The Living Breakwaters is only one of several major infrastructure projects currently underway in New York to mitigate the impacts of climate change and sea level rise:
Unlike the walls, levees and berms created by these other projects, though, the Living Breakwaters is explicitly designed with the secondary goal of restoring marine habitats and ecosystems off the New York City's coast and will not be an impermeable barrier.
Staten Island's coastal area was once home to extensive wetlands and oyster beds, which helped protect it from waves and erosion. Over the last century, though, that habitat was largely erased by pollution and overdevelopment.
"The harbor is still a rich estuary, but if you look at Raritan Bay, it is a shallow, sandy bottom with a giant navigation channel dredged through it," Brashear explained to Gothamist. "We [have] said if we are going to put something in the water, we need to create something that is going to bring back that ecosystem function and really serve the diverse species that are there. There is no excuse for having a hardened shoreline that is sterile."
The Living Breakwaters have a functional lifespan of 50 years, after which they will slowly become less effective. They are designed to fight up to 18 in. of sea level rise, which may occur as soon as the 2050s, according to projections from the New York City Panel on Climate Change. But by 2100, sea levels could rise by up to 9.5 ft., according to the panel, which would completely submerge the breakwaters and the coast of Tottenville.
"They are probably already going to have to elevate homes and adapt over time, and understand that periodic flooding is going to happen," Brashear said in her remarks to Gothamist. "Living with water is going to be a part of that adaptation."
In three nearby Staten Island neighborhoods, the Governor's Office of Storm Recovery has already bought and demolished hundreds of low-lying homes in Oakwood Beach, Graham Beach and Ocean Breeze.

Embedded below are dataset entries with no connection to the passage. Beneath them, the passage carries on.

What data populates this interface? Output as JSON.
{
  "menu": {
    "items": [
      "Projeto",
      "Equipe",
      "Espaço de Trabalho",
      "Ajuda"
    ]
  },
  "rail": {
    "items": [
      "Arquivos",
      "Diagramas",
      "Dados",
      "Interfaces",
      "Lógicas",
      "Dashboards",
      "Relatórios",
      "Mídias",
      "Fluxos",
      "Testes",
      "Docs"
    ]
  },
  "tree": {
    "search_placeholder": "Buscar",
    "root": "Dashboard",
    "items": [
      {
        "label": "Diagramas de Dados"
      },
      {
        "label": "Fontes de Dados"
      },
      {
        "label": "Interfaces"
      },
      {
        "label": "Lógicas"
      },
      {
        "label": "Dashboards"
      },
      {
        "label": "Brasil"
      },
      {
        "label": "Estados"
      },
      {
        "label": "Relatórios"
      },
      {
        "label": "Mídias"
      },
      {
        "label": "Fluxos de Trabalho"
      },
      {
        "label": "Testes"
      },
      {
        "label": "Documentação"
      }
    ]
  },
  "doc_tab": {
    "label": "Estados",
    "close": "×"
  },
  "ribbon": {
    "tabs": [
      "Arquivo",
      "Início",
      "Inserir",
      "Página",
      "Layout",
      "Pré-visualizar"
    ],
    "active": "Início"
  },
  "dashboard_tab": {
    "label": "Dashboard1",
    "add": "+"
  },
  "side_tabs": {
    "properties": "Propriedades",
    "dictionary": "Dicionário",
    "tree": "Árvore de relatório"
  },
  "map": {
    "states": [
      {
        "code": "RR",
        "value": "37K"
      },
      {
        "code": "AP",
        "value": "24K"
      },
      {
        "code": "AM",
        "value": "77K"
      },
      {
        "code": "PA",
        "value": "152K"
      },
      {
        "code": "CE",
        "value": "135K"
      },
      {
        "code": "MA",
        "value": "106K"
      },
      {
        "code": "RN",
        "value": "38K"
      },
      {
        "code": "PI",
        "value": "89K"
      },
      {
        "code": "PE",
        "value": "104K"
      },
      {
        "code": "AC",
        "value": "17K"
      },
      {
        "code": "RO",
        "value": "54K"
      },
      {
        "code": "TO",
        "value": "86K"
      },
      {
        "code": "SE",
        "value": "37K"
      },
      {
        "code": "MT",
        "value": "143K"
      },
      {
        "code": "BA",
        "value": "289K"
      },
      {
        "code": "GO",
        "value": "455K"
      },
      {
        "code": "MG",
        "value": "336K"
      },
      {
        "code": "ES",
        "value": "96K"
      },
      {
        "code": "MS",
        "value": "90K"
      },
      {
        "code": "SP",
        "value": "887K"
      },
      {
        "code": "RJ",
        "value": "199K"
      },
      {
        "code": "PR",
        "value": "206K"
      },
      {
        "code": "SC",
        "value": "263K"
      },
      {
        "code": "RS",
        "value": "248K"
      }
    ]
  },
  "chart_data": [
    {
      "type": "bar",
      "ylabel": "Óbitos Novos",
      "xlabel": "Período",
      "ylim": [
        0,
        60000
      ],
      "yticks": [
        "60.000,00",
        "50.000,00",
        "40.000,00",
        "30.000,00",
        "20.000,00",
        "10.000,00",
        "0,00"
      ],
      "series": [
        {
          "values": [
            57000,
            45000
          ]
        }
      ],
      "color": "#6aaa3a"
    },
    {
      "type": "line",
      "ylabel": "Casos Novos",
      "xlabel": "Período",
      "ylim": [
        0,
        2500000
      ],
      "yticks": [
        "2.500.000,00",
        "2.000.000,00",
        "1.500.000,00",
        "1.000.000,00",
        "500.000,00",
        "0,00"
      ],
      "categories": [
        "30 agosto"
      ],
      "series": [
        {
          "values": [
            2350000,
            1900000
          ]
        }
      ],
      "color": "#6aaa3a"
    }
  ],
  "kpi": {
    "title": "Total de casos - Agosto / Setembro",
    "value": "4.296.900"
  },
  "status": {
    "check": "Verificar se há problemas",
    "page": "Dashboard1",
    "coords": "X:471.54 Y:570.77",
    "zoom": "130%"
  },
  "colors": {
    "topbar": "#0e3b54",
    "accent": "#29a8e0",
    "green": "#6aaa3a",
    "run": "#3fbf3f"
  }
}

These former neighborhoods are now being left permanently undeveloped, as a buffer against future storm surges.
Even with its new breakwaters, Tottenville will eventually need to decide one day whether to undertake its own managed retreat from the waterfront.